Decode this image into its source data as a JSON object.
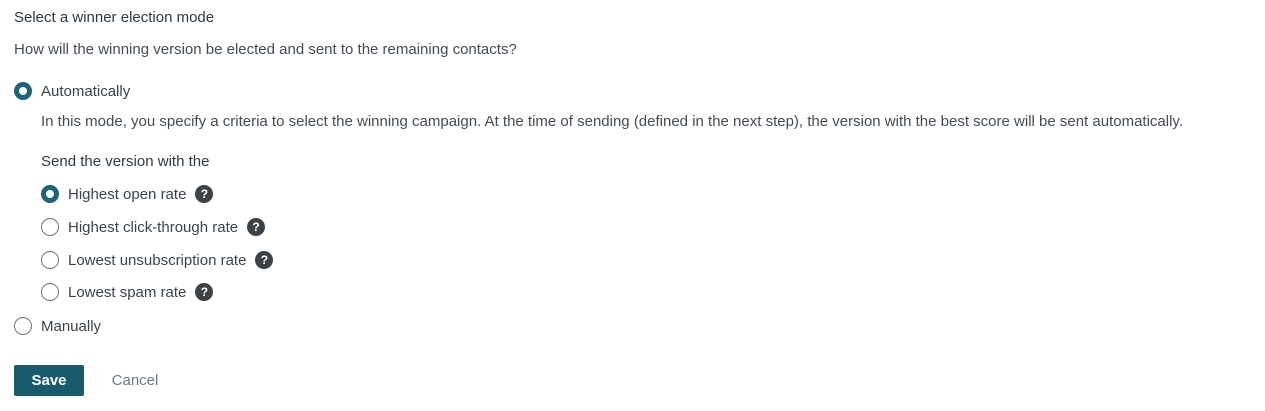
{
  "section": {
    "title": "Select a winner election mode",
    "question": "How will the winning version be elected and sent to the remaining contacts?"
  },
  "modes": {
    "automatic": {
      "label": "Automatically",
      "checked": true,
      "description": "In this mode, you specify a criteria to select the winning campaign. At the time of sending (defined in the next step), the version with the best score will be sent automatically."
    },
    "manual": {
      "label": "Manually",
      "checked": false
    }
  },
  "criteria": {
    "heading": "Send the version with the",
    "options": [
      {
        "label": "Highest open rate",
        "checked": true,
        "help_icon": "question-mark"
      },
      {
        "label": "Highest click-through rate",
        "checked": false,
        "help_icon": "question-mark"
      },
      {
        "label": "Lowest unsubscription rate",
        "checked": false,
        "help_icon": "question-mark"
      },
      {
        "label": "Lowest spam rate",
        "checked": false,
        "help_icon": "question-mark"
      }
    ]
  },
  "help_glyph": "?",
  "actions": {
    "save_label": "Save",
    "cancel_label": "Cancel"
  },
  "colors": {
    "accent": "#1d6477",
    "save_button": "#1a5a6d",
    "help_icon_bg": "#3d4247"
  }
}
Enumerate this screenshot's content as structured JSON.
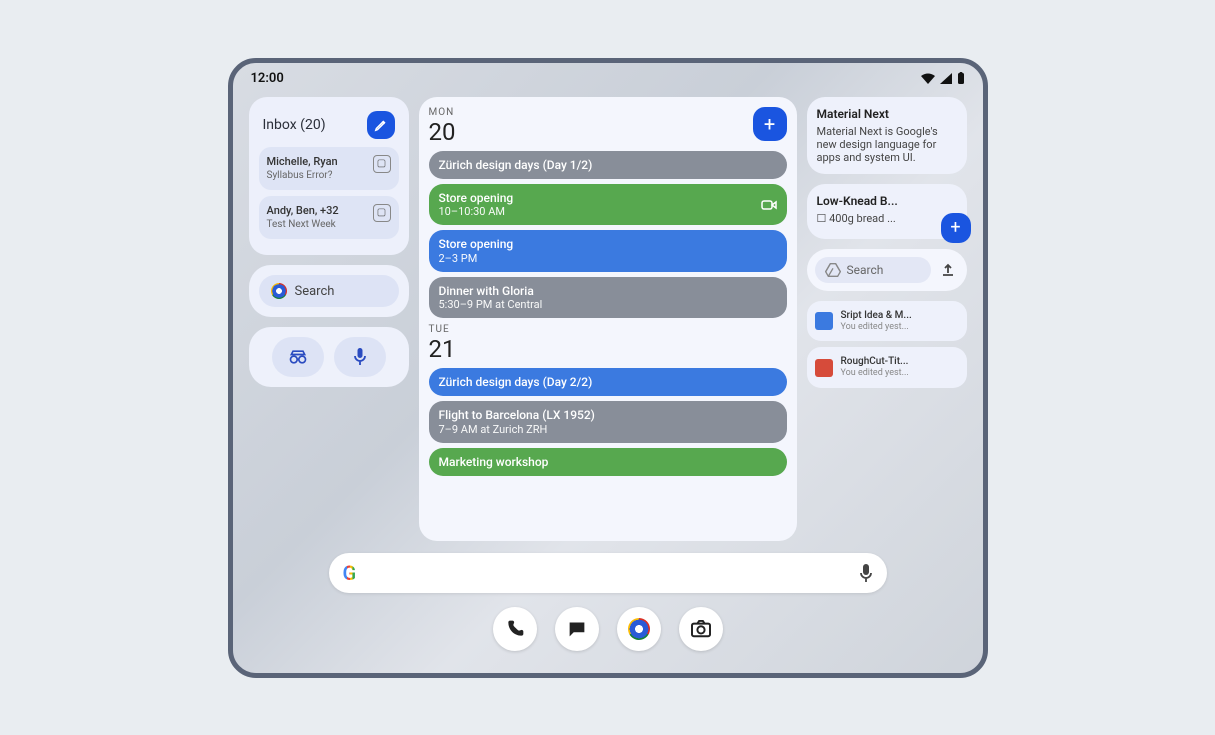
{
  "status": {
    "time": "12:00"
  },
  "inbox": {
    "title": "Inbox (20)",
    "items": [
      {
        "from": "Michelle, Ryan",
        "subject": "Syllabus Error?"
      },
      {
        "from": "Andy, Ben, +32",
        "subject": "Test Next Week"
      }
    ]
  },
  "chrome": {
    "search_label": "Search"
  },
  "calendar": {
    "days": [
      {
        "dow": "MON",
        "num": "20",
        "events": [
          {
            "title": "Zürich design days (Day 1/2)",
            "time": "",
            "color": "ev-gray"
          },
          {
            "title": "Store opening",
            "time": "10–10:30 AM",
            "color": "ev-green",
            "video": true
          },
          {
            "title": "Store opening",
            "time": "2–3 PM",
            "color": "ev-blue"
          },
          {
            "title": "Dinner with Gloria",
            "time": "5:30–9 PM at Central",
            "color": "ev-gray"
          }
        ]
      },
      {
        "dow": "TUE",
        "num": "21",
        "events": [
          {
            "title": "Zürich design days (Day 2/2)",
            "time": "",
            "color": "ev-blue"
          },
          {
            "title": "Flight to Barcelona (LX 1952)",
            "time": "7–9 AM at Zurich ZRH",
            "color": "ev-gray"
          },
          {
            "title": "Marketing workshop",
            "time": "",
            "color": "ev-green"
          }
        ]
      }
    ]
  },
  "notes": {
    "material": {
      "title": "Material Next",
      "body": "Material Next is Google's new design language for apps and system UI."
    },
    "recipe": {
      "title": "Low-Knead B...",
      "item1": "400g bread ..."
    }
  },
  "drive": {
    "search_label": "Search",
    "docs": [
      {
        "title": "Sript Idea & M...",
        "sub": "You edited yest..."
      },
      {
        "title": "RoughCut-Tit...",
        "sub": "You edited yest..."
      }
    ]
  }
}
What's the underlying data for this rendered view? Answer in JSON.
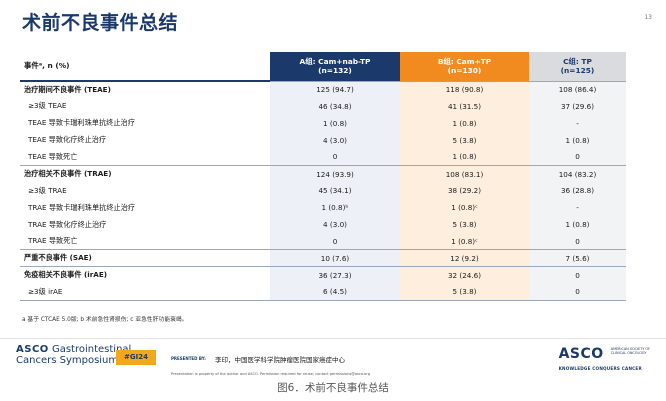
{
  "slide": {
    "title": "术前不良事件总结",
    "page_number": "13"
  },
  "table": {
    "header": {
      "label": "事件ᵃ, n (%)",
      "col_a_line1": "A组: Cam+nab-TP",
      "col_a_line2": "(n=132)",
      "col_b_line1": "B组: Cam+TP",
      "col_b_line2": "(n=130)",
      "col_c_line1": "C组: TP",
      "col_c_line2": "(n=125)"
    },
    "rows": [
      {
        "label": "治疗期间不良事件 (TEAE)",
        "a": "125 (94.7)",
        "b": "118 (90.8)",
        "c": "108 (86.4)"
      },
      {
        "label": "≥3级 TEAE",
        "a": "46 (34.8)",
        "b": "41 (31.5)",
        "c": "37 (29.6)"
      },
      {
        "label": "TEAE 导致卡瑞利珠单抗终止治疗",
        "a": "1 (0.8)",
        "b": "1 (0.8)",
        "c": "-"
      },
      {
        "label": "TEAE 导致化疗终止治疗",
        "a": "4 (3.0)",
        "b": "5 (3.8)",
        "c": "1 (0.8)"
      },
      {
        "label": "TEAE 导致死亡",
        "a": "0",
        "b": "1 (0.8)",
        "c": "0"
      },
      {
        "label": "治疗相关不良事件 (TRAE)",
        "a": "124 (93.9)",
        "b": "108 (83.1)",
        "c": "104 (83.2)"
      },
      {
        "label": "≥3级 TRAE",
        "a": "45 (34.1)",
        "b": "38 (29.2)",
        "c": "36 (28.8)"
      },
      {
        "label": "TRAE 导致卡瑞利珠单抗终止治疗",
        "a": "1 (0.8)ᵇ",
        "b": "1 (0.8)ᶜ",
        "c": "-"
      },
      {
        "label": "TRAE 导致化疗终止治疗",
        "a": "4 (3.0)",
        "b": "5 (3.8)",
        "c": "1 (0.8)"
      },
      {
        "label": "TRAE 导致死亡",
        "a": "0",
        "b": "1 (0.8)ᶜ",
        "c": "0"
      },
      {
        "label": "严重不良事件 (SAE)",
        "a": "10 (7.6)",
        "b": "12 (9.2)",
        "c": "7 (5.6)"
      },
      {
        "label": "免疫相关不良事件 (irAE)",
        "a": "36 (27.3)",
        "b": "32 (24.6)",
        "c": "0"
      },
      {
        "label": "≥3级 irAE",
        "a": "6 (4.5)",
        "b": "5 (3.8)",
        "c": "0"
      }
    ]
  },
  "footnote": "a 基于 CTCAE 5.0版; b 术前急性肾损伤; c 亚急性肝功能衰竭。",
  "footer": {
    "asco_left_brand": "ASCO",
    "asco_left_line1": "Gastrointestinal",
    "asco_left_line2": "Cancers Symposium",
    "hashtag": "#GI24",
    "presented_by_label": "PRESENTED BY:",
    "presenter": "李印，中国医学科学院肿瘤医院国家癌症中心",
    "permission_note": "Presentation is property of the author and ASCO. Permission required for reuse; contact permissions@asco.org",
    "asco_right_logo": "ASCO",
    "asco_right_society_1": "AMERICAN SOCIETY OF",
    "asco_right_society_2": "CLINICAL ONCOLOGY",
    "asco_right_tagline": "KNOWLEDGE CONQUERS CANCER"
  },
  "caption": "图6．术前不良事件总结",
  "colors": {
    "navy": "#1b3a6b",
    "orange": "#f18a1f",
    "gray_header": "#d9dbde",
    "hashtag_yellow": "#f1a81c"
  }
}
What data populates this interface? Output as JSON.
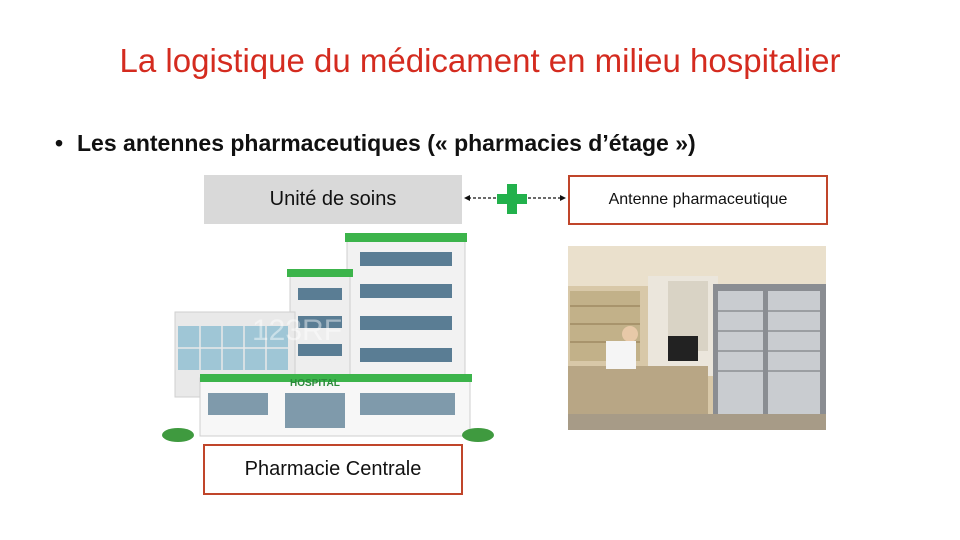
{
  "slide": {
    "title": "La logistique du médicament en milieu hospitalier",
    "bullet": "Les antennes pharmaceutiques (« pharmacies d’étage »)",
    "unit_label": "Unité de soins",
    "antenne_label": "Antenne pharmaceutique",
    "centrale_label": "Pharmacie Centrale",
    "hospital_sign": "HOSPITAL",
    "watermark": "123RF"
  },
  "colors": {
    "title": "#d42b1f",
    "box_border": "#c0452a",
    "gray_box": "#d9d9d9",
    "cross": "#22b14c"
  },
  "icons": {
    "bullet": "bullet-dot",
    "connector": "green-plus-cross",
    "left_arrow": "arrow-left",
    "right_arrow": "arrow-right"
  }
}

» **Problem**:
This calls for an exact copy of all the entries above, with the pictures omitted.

» **Response area**:
Decode this image into its source data as a JSON object.
{
  "section": {
    "title": "Select a winner election mode",
    "question": "How will the winning version be elected and sent to the remaining contacts?"
  },
  "modes": {
    "automatic": {
      "label": "Automatically",
      "checked": true,
      "description": "In this mode, you specify a criteria to select the winning campaign. At the time of sending (defined in the next step), the version with the best score will be sent automatically."
    },
    "manual": {
      "label": "Manually",
      "checked": false
    }
  },
  "criteria": {
    "heading": "Send the version with the",
    "options": [
      {
        "label": "Highest open rate",
        "checked": true,
        "help_icon": "question-mark"
      },
      {
        "label": "Highest click-through rate",
        "checked": false,
        "help_icon": "question-mark"
      },
      {
        "label": "Lowest unsubscription rate",
        "checked": false,
        "help_icon": "question-mark"
      },
      {
        "label": "Lowest spam rate",
        "checked": false,
        "help_icon": "question-mark"
      }
    ]
  },
  "help_glyph": "?",
  "actions": {
    "save_label": "Save",
    "cancel_label": "Cancel"
  },
  "colors": {
    "accent": "#1d6477",
    "save_button": "#1a5a6d",
    "help_icon_bg": "#3d4247"
  }
}
Enumerate this screenshot's content as structured JSON.
{
  "status": {
    "time": "12:00"
  },
  "inbox": {
    "title": "Inbox (20)",
    "items": [
      {
        "from": "Michelle, Ryan",
        "subject": "Syllabus Error?"
      },
      {
        "from": "Andy, Ben, +32",
        "subject": "Test Next Week"
      }
    ]
  },
  "chrome": {
    "search_label": "Search"
  },
  "calendar": {
    "days": [
      {
        "dow": "MON",
        "num": "20",
        "events": [
          {
            "title": "Zürich design days (Day 1/2)",
            "time": "",
            "color": "ev-gray"
          },
          {
            "title": "Store opening",
            "time": "10–10:30 AM",
            "color": "ev-green",
            "video": true
          },
          {
            "title": "Store opening",
            "time": "2–3 PM",
            "color": "ev-blue"
          },
          {
            "title": "Dinner with Gloria",
            "time": "5:30–9 PM at Central",
            "color": "ev-gray"
          }
        ]
      },
      {
        "dow": "TUE",
        "num": "21",
        "events": [
          {
            "title": "Zürich design days (Day 2/2)",
            "time": "",
            "color": "ev-blue"
          },
          {
            "title": "Flight to Barcelona (LX 1952)",
            "time": "7–9 AM at Zurich ZRH",
            "color": "ev-gray"
          },
          {
            "title": "Marketing workshop",
            "time": "",
            "color": "ev-green"
          }
        ]
      }
    ]
  },
  "notes": {
    "material": {
      "title": "Material Next",
      "body": "Material Next is Google's new design language for apps and system UI."
    },
    "recipe": {
      "title": "Low-Knead B...",
      "item1": "400g bread ..."
    }
  },
  "drive": {
    "search_label": "Search",
    "docs": [
      {
        "title": "Sript Idea & M...",
        "sub": "You edited yest..."
      },
      {
        "title": "RoughCut-Tit...",
        "sub": "You edited yest..."
      }
    ]
  }
}
What's the underlying data for this rendered view? Answer in JSON.
{
  "slide": {
    "title": "术前不良事件总结",
    "page_number": "13"
  },
  "table": {
    "header": {
      "label": "事件ᵃ, n (%)",
      "col_a_line1": "A组: Cam+nab-TP",
      "col_a_line2": "(n=132)",
      "col_b_line1": "B组: Cam+TP",
      "col_b_line2": "(n=130)",
      "col_c_line1": "C组: TP",
      "col_c_line2": "(n=125)"
    },
    "rows": [
      {
        "label": "治疗期间不良事件 (TEAE)",
        "a": "125 (94.7)",
        "b": "118 (90.8)",
        "c": "108 (86.4)"
      },
      {
        "label": "≥3级 TEAE",
        "a": "46 (34.8)",
        "b": "41 (31.5)",
        "c": "37 (29.6)"
      },
      {
        "label": "TEAE 导致卡瑞利珠单抗终止治疗",
        "a": "1 (0.8)",
        "b": "1 (0.8)",
        "c": "-"
      },
      {
        "label": "TEAE 导致化疗终止治疗",
        "a": "4 (3.0)",
        "b": "5 (3.8)",
        "c": "1 (0.8)"
      },
      {
        "label": "TEAE 导致死亡",
        "a": "0",
        "b": "1 (0.8)",
        "c": "0"
      },
      {
        "label": "治疗相关不良事件 (TRAE)",
        "a": "124 (93.9)",
        "b": "108 (83.1)",
        "c": "104 (83.2)"
      },
      {
        "label": "≥3级 TRAE",
        "a": "45 (34.1)",
        "b": "38 (29.2)",
        "c": "36 (28.8)"
      },
      {
        "label": "TRAE 导致卡瑞利珠单抗终止治疗",
        "a": "1 (0.8)ᵇ",
        "b": "1 (0.8)ᶜ",
        "c": "-"
      },
      {
        "label": "TRAE 导致化疗终止治疗",
        "a": "4 (3.0)",
        "b": "5 (3.8)",
        "c": "1 (0.8)"
      },
      {
        "label": "TRAE 导致死亡",
        "a": "0",
        "b": "1 (0.8)ᶜ",
        "c": "0"
      },
      {
        "label": "严重不良事件 (SAE)",
        "a": "10 (7.6)",
        "b": "12 (9.2)",
        "c": "7 (5.6)"
      },
      {
        "label": "免疫相关不良事件 (irAE)",
        "a": "36 (27.3)",
        "b": "32 (24.6)",
        "c": "0"
      },
      {
        "label": "≥3级 irAE",
        "a": "6 (4.5)",
        "b": "5 (3.8)",
        "c": "0"
      }
    ]
  },
  "footnote": "a 基于 CTCAE 5.0版; b 术前急性肾损伤; c 亚急性肝功能衰竭。",
  "footer": {
    "asco_left_brand": "ASCO",
    "asco_left_line1": "Gastrointestinal",
    "asco_left_line2": "Cancers Symposium",
    "hashtag": "#GI24",
    "presented_by_label": "PRESENTED BY:",
    "presenter": "李印，中国医学科学院肿瘤医院国家癌症中心",
    "permission_note": "Presentation is property of the author and ASCO. Permission required for reuse; contact permissions@asco.org",
    "asco_right_logo": "ASCO",
    "asco_right_society_1": "AMERICAN SOCIETY OF",
    "asco_right_society_2": "CLINICAL ONCOLOGY",
    "asco_right_tagline": "KNOWLEDGE CONQUERS CANCER"
  },
  "caption": "图6．术前不良事件总结",
  "colors": {
    "navy": "#1b3a6b",
    "orange": "#f18a1f",
    "gray_header": "#d9dbde",
    "hashtag_yellow": "#f1a81c"
  }
}
What data populates this interface? Output as JSON.
{
  "slide": {
    "title": "La logistique du médicament en milieu hospitalier",
    "bullet": "Les antennes pharmaceutiques (« pharmacies d’étage »)",
    "unit_label": "Unité de soins",
    "antenne_label": "Antenne pharmaceutique",
    "centrale_label": "Pharmacie Centrale",
    "hospital_sign": "HOSPITAL",
    "watermark": "123RF"
  },
  "colors": {
    "title": "#d42b1f",
    "box_border": "#c0452a",
    "gray_box": "#d9d9d9",
    "cross": "#22b14c"
  },
  "icons": {
    "bullet": "bullet-dot",
    "connector": "green-plus-cross",
    "left_arrow": "arrow-left",
    "right_arrow": "arrow-right"
  }
}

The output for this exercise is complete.